Sharapova through, Ivanovic crashes out

Russian wins first-round match but former French Open champion beaten in three sets; Bencic, Lisicki also out.

    Ivanovic had risen to fifth in the world rankings [Getty Images]
    Ivanovic had risen to fifth in the world rankings [Getty Images]

    Maria Sharapova ruined Petra Martic's 24th birthday by recording a 6-4, 6-1 victory to advance to the second round of the Australian Open.

    However, fifth-ranked Ana Ivanovic led a parade of women's seeds knocked out in the first round after the Serb was upset by doubles specialist Lucie Hradecka 1-6, 6-3, 6-2.

    Sharapova will now meet compatriot Alexandra Panova in the second round after she beat Romania's Sorana Cirstea 7-5, 6-0.

    Meanwhile, Ivanovic joined double grand slam winner Sveltana Kuznetsova (27th), Swiss teen Belinda Bencic (32nd) and Sabine Lisicki (28th) as seeded casualties in early first round action.

    Ivanovic, a former Australian Open finalist, had roared through the first set in 21 minutes on Rod Laver Arena and looked set to follow third seed Simona Halep into the second round after the Romanian's 6-3, 6-2 win over Italy's Karen Knapp in the first game on the showcourt.

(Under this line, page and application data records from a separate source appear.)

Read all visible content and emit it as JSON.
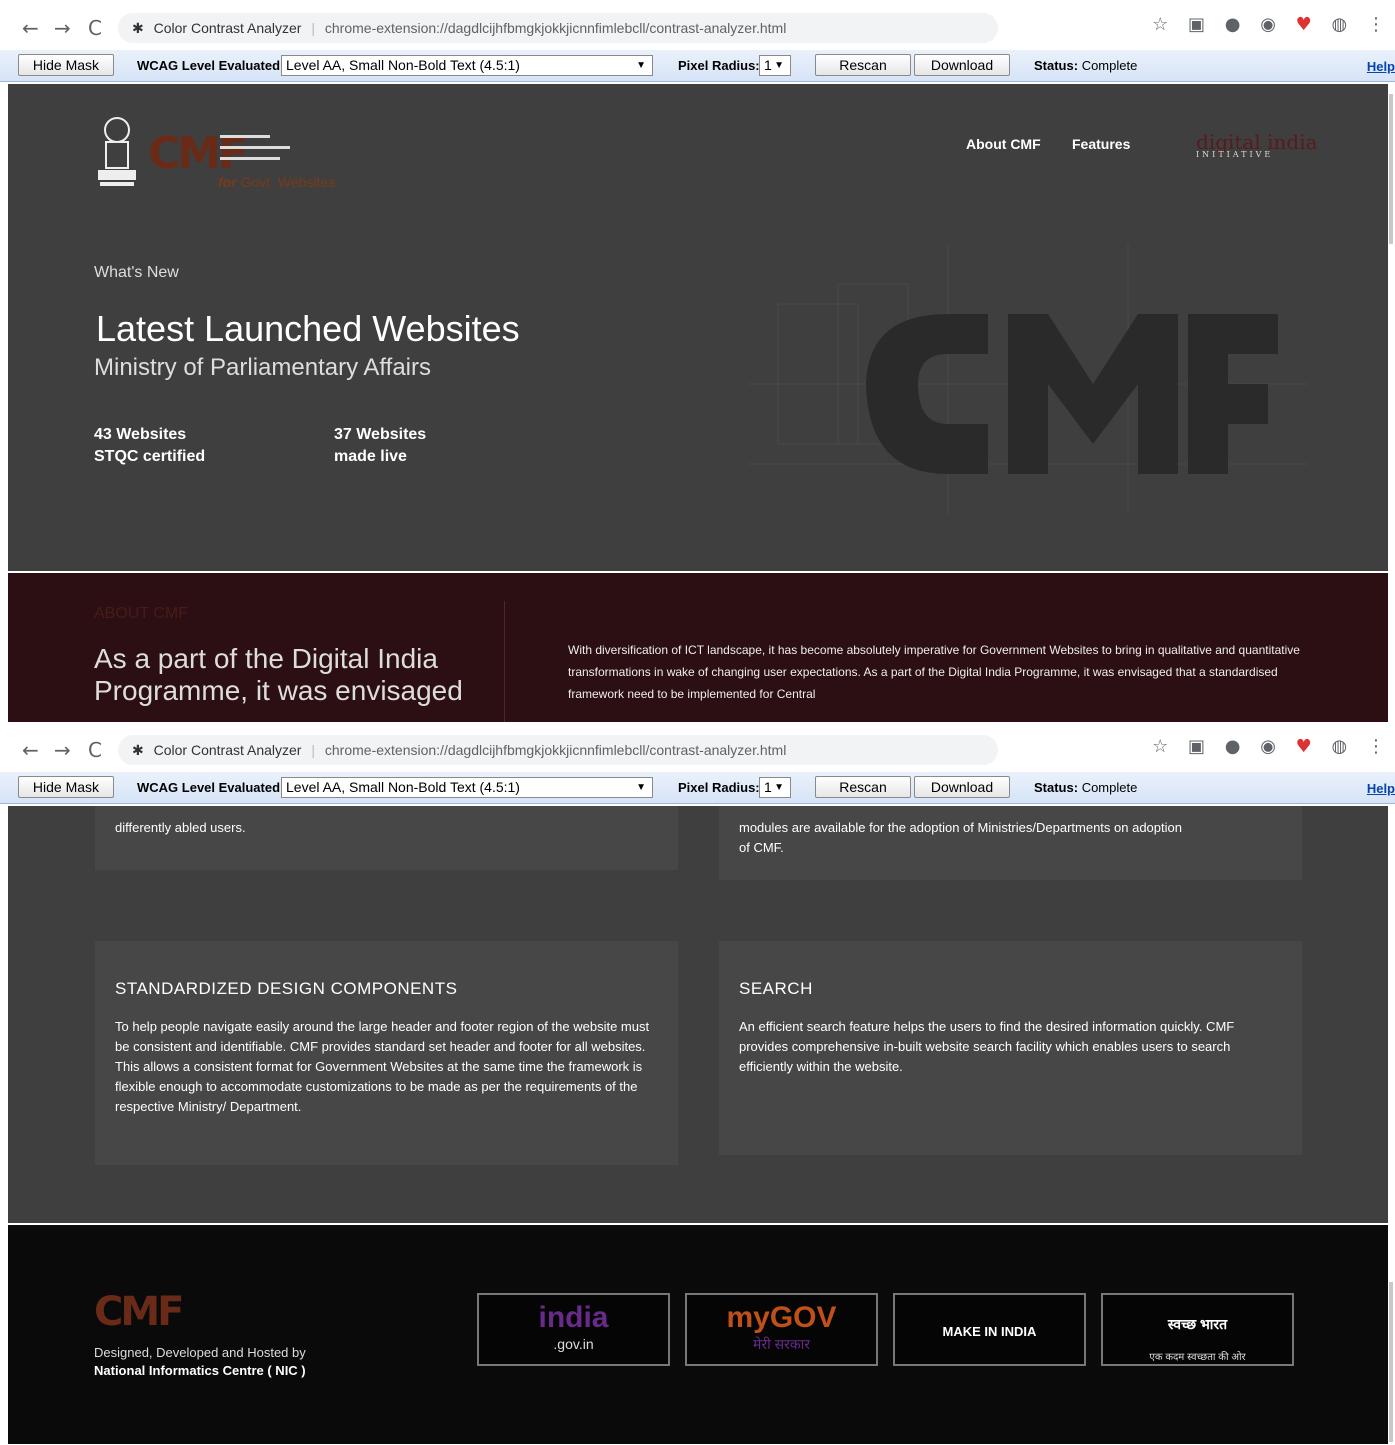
{
  "browser": {
    "extension_name": "Color Contrast Analyzer",
    "url": "chrome-extension://dagdlcijhfbmgkjokkjicnnfimlebcll/contrast-analyzer.html"
  },
  "toolbar": {
    "hide_mask_label": "Hide Mask",
    "wcag_label": "WCAG Level Evaluated:",
    "wcag_value": "Level AA, Small Non-Bold Text (4.5:1)",
    "pixel_radius_label": "Pixel Radius:",
    "pixel_radius_value": "1",
    "rescan_label": "Rescan",
    "download_label": "Download",
    "status_label": "Status:",
    "status_value": "Complete",
    "help_label": "Help"
  },
  "header": {
    "logo_for": "for",
    "logo_tagline": "Govt. Websites",
    "nav": [
      "About CMF",
      "Features"
    ],
    "digital_india": "digital india",
    "digital_india_sub": "INITIATIVE"
  },
  "hero": {
    "whats_new": "What's New",
    "title": "Latest Launched Websites",
    "subtitle": "Ministry of Parliamentary Affairs",
    "stat1_line1": "43 Websites",
    "stat1_line2": "STQC certified",
    "stat2_line1": "37 Websites",
    "stat2_line2": "made live"
  },
  "about": {
    "label": "ABOUT CMF",
    "heading": "As a part of the Digital India Programme, it was envisaged",
    "paragraph": "With diversification of ICT landscape, it has become absolutely imperative for Government Websites to bring in qualitative and quantitative transformations in wake of changing user expectations. As a part of the Digital India Programme, it was envisaged that a standardised framework need to be implemented for Central"
  },
  "features": {
    "card1_fragment": "differently abled users.",
    "card2_fragment_line1": "modules are available for the adoption of Ministries/Departments on adoption",
    "card2_fragment_line2": "of CMF.",
    "card3_title": "STANDARDIZED DESIGN COMPONENTS",
    "card3_text": "To help people navigate easily around the large header and footer region of the website must be consistent and identifiable. CMF provides standard set header and footer for all websites. This allows a consistent format for Government Websites at the same time the framework is flexible enough to accommodate customizations to be made as per the requirements of the respective Ministry/ Department.",
    "card4_title": "SEARCH",
    "card4_text": "An efficient search feature helps the users to find the desired information quickly. CMF provides comprehensive in-built website search facility which enables users to search efficiently within the website."
  },
  "footer": {
    "designed_by": "Designed, Developed and Hosted by",
    "nic": "National Informatics Centre ( NIC )",
    "logos": [
      {
        "line1": "india",
        "line2": ".gov.in"
      },
      {
        "line1": "myGOV",
        "line2": "मेरी सरकार"
      },
      {
        "line1": "MAKE IN INDIA",
        "line2": ""
      },
      {
        "line1": "स्वच्छ भारत",
        "line2": "एक कदम स्वच्छता की ओर"
      }
    ]
  }
}
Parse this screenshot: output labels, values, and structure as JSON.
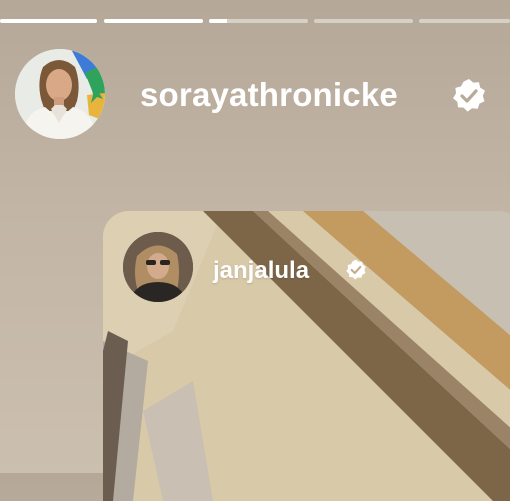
{
  "story": {
    "progress": [
      {
        "filled": 1
      },
      {
        "filled": 1
      },
      {
        "filled": 0.18
      },
      {
        "filled": 0
      },
      {
        "filled": 0
      }
    ]
  },
  "header": {
    "username": "sorayathronicke",
    "verified": true,
    "avatar_icon": "profile-photo"
  },
  "shared_post": {
    "username": "janjalula",
    "verified": true,
    "avatar_icon": "profile-photo"
  },
  "colors": {
    "background": "#c2b5a5",
    "progress_track": "rgba(255,255,255,0.45)",
    "progress_fill": "#ffffff",
    "text": "#ffffff"
  }
}
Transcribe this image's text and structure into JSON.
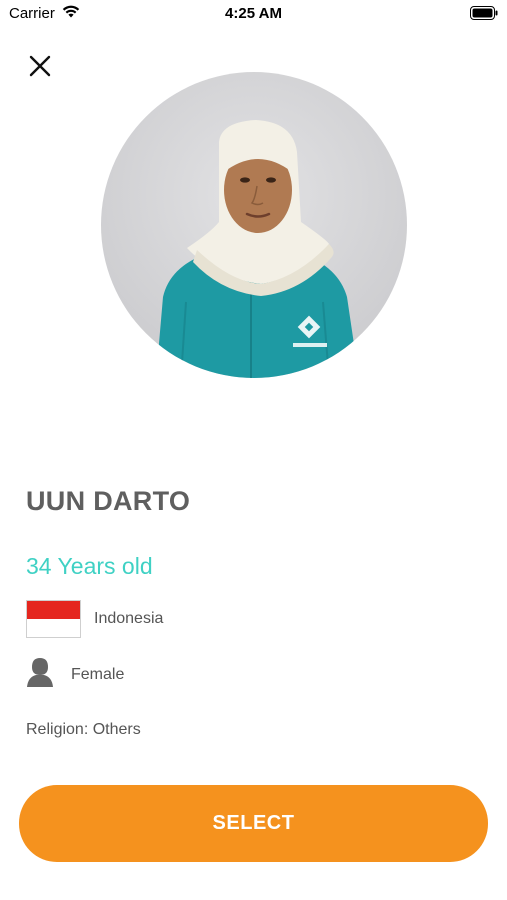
{
  "status_bar": {
    "carrier": "Carrier",
    "time": "4:25 AM"
  },
  "profile": {
    "name": "UUN DARTO",
    "age_text": "34 Years old",
    "country": "Indonesia",
    "gender": "Female",
    "religion": "Religion: Others",
    "photo_desc": "profile photo"
  },
  "actions": {
    "select_label": "SELECT"
  },
  "colors": {
    "accent_teal": "#3fd1c4",
    "button_orange": "#f5921e",
    "flag_red": "#e5261f"
  },
  "icons": [
    "wifi-icon",
    "battery-icon",
    "close-icon",
    "person-icon",
    "indonesia-flag-icon"
  ]
}
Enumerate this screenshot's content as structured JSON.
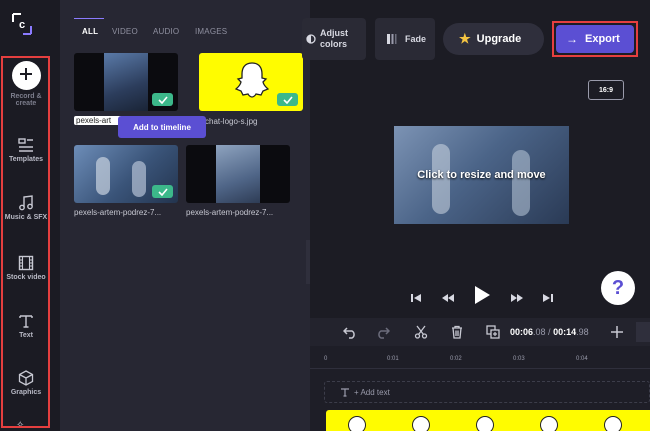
{
  "logo": "c",
  "rail": [
    {
      "label": "Record & create",
      "icon": "plus-icon"
    },
    {
      "label": "Templates",
      "icon": "templates-icon"
    },
    {
      "label": "Music & SFX",
      "icon": "music-note-icon"
    },
    {
      "label": "Stock video",
      "icon": "film-icon"
    },
    {
      "label": "Text",
      "icon": "text-icon"
    },
    {
      "label": "Graphics",
      "icon": "cube-icon"
    }
  ],
  "library": {
    "tabs": [
      "ALL",
      "VIDEO",
      "AUDIO",
      "IMAGES"
    ],
    "active_tab": "ALL",
    "items": [
      {
        "name": "pexels-art",
        "added": true
      },
      {
        "name": "chat-logo-s.jpg",
        "added": true
      },
      {
        "name": "pexels-artem-podrez-7...",
        "added": true
      },
      {
        "name": "pexels-artem-podrez-7...",
        "added": false
      }
    ],
    "tooltip": "Add to timeline"
  },
  "toolbar": {
    "adjust_colors": "Adjust colors",
    "adjust_line1": "Adjust",
    "adjust_line2": "colors",
    "fade": "Fade",
    "upgrade": "Upgrade",
    "export": "Export"
  },
  "preview": {
    "aspect": "16:9",
    "overlay_text": "Click to resize and move",
    "help": "?"
  },
  "timeline": {
    "current_time": "00:06",
    "current_frac": ".08",
    "separator": " / ",
    "total_time": "00:14",
    "total_frac": ".98",
    "ticks": [
      "0",
      "0:01",
      "0:02",
      "0:03",
      "0:04"
    ],
    "add_text": "+ Add text"
  },
  "colors": {
    "accent": "#5b4fd3",
    "export_outline": "#e53f3f",
    "check": "#3cb88a",
    "snapchat": "#fffc00"
  }
}
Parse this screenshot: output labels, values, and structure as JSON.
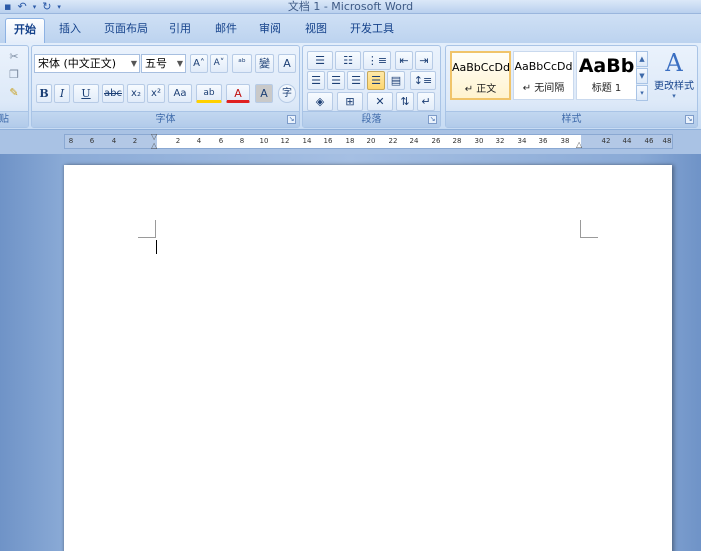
{
  "window": {
    "title": "文档 1 - Microsoft Word",
    "qat": [
      "save-icon",
      "undo-icon",
      "redo-icon",
      "customize-icon"
    ]
  },
  "tabs": [
    "开始",
    "插入",
    "页面布局",
    "引用",
    "邮件",
    "审阅",
    "视图",
    "开发工具"
  ],
  "active_tab": "开始",
  "font_group": {
    "label": "字体",
    "font_name": "宋体 (中文正文)",
    "font_size": "五号",
    "grow": "A˄",
    "shrink": "A˅",
    "clear": "ᵃᵇ",
    "phonetic": "變",
    "border": "A",
    "bold": "B",
    "italic": "I",
    "underline": "U",
    "strike": "abc",
    "subscript": "x₂",
    "superscript": "x²",
    "case": "Aa",
    "highlight": "ab",
    "font_color": "A",
    "shading": "A",
    "enclose": "字"
  },
  "paragraph_group": {
    "label": "段落"
  },
  "styles_group": {
    "label": "样式",
    "tiles": [
      {
        "sample": "AaBbCcDd",
        "name": "↵ 正文"
      },
      {
        "sample": "AaBbCcDd",
        "name": "↵ 无间隔"
      },
      {
        "sample": "AaBb",
        "name": "标题 1"
      }
    ],
    "change_styles": "更改样式"
  },
  "clipboard_group": {
    "label": "贴"
  },
  "ruler": {
    "left_ticks": [
      "8",
      "6",
      "4",
      "2"
    ],
    "right_ticks": [
      "2",
      "4",
      "6",
      "8",
      "10",
      "12",
      "14",
      "16",
      "18",
      "20",
      "22",
      "24",
      "26",
      "28",
      "30",
      "32",
      "34",
      "36",
      "38"
    ],
    "after_ticks": [
      "42",
      "44",
      "46",
      "48"
    ]
  },
  "colors": {
    "accent": "#15428b",
    "ribbon": "#dde9f8",
    "workspace": "#a5bfe3",
    "active_style": "#f0c46a",
    "highlight": "#ffd100",
    "font_color": "#e02020"
  }
}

    However, Hradecka, who played only three WTA level events in 2014, raced through the next two sets in just over an hour to send the Serb packing and set up a second-round encounter with Slovenia's Polona Hercog or China's Wang Qiang.

    Bencic was hammered 6-2, 6-1 by Julia Goerges in just over an hour, while Kuznetsova, the 2004 US Open and 2009 French Open champion, lost 6-4, 6-2 to France's Caroline Garcia, and German Lisicki was beaten 4-6, 6-4, 6-2 by Kristina Mladenovic, also of France.

    SOURCE: Reuters


    YOU MIGHT ALSO LIKE

    Double standards: 'Why aren't we all with Somalia?'

    Double standards: 'Why aren't we all with Somalia?'

    Almost 300 people died in Mogadishu but some are asking why there was less news coverage and sympathy on social media.

    How Moscow lost Riyadh in 1938

    How Moscow lost Riyadh in 1938

    Russian-Saudi relations could be very different today, if Stalin hadn't killed the Soviet ambassador to Saudi Arabia.

    Kobe Steel: A scandal made in Japan

    Kobe Steel: A scandal made in Japan

    Japan's third-largest steelmaker has admitted it faked data on parts used in cars, planes and trains.